Taylor, the Union College senior defenseman who had his collegiate career end over the weekend, signed a two-year, entry-level deal on Monday, and also inked an ATO to join the club’s AHL affiliate in Wilkes-Barre/Scranton.

Taylor, the club’s seventh-round pick in 2014, enjoyed a career year at Union, helping the Dutchmen advance to the NCAA Tournament by setting career highs in goals (9) and points (33) in 38 games.

Back in December, Pens assistant GM Bill Guerin spoke glowingly about Taylor’s last collegiate campaign, saying he was in the midst of a “great” senior season.

“This is a kid we’ve been looking forward to getting since we drafted him,” Guerin said, per the Post-Gazette. “I remember his first development camp, everybody was like, ‘Oh, wow, look at this kid. He can move the puck, he can skate, he’s quick. He thinks the game well.’ And it hasn’t stopped.

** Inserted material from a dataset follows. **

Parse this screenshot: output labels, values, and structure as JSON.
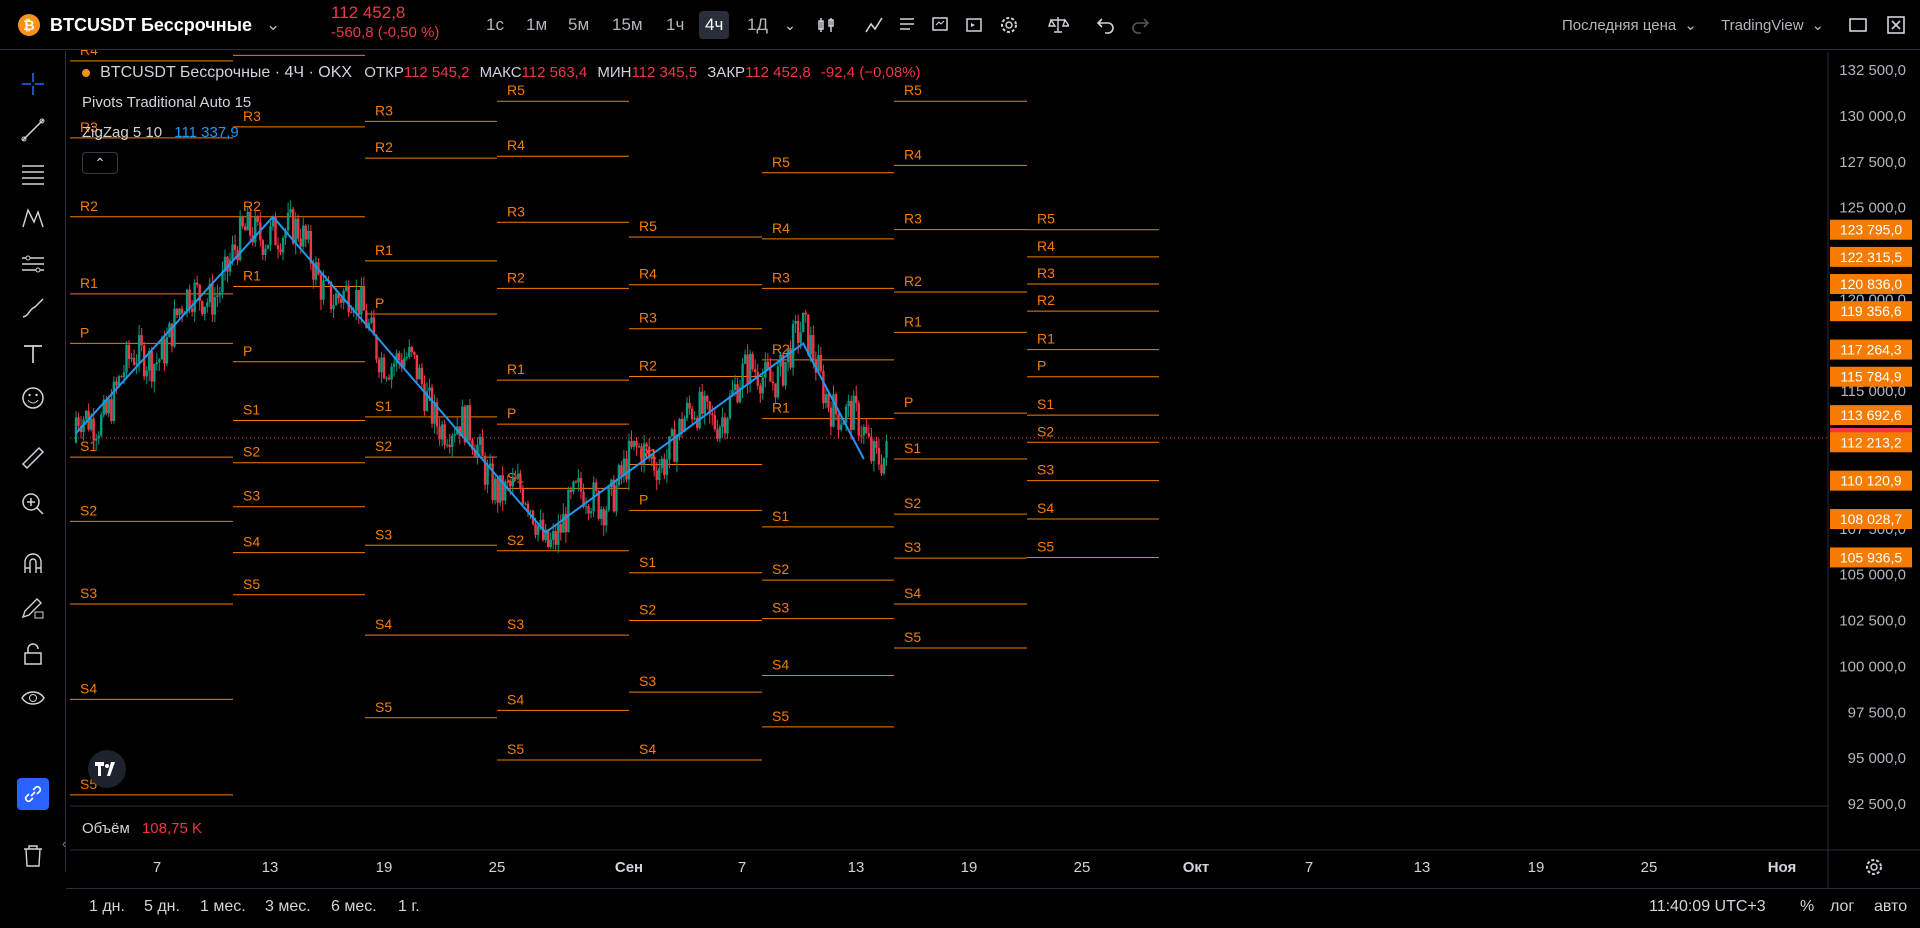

“He’s an undersized guy, but he has the ability to get himself out of trouble because he’s got great feet and he thinks the game well.”